→ THE PROBLEM: Write the listing out once more, identical to the original but without pictures.
------------------------------------------------------------
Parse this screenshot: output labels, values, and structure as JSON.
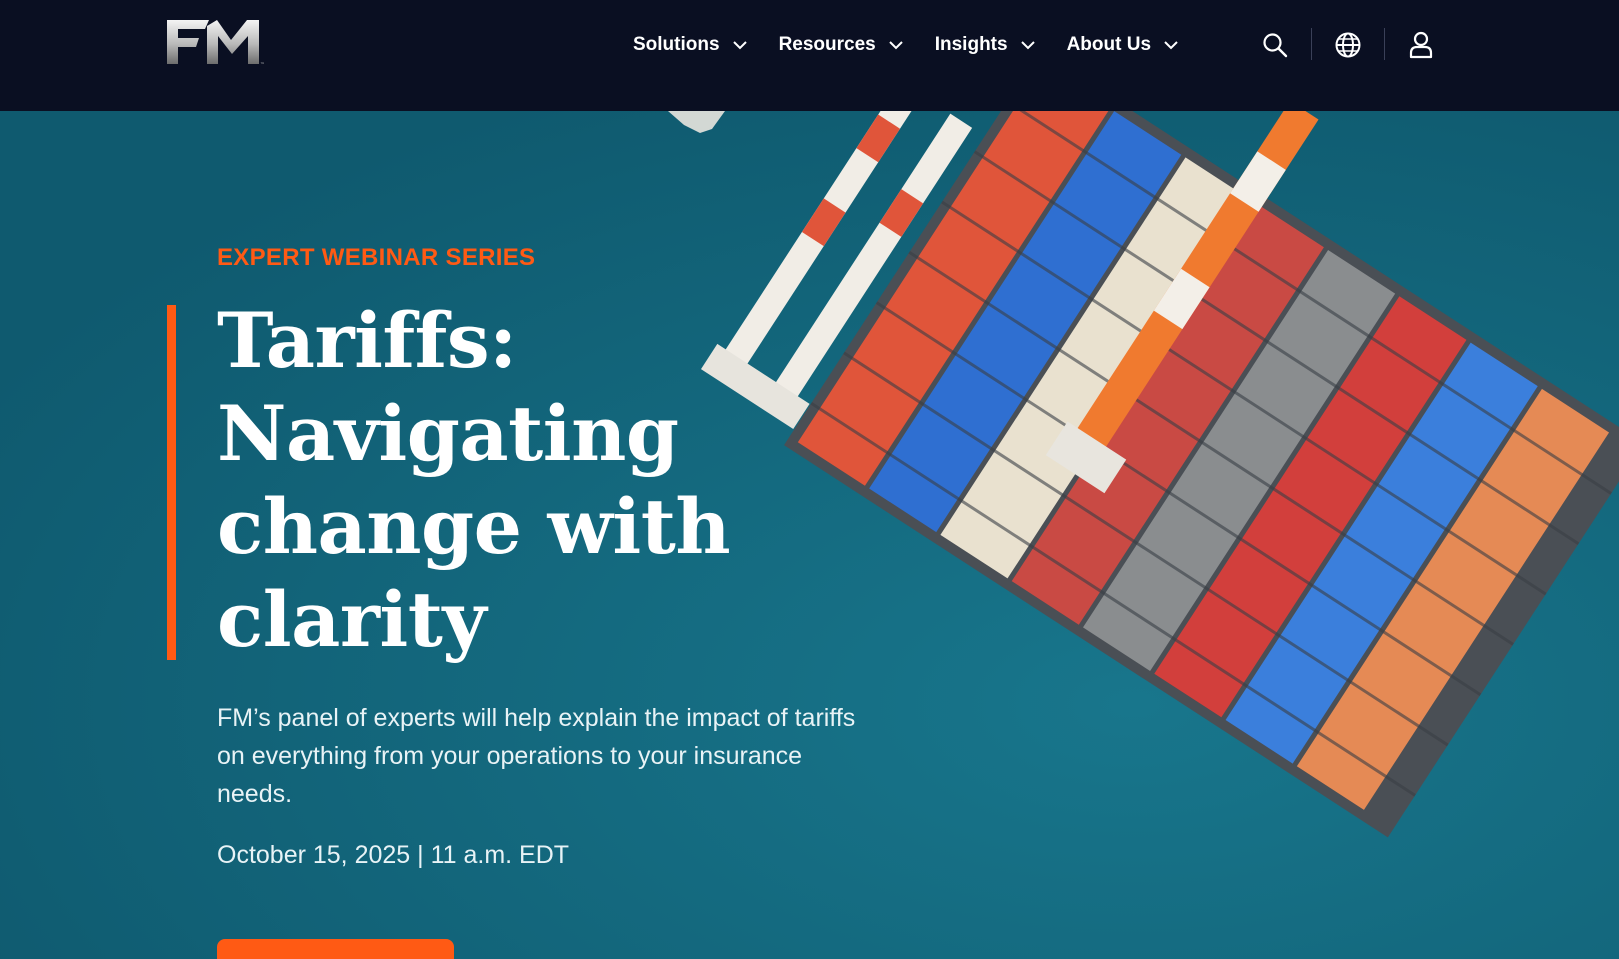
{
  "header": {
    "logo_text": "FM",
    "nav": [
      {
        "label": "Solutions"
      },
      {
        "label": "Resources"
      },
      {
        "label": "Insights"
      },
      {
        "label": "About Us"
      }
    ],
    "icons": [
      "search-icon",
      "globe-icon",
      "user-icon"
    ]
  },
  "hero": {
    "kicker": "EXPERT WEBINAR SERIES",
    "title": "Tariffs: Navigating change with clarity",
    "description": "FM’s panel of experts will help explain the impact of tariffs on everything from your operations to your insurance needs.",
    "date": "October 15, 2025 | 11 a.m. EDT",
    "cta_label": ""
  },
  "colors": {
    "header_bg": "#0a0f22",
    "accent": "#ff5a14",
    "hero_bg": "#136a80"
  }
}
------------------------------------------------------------
→ SOLVED PROBLEM:
Parse this screenshot: output labels, values, and structure as JSON.
{
  "header": {
    "logo_text": "FM",
    "nav": [
      {
        "label": "Solutions"
      },
      {
        "label": "Resources"
      },
      {
        "label": "Insights"
      },
      {
        "label": "About Us"
      }
    ],
    "icons": [
      "search-icon",
      "globe-icon",
      "user-icon"
    ]
  },
  "hero": {
    "kicker": "EXPERT WEBINAR SERIES",
    "title": "Tariffs: Navigating change with clarity",
    "description": "FM’s panel of experts will help explain the impact of tariffs on everything from your operations to your insurance needs.",
    "date": "October 15, 2025 | 11 a.m. EDT",
    "cta_label": ""
  },
  "colors": {
    "header_bg": "#0a0f22",
    "accent": "#ff5a14",
    "hero_bg": "#136a80"
  }
}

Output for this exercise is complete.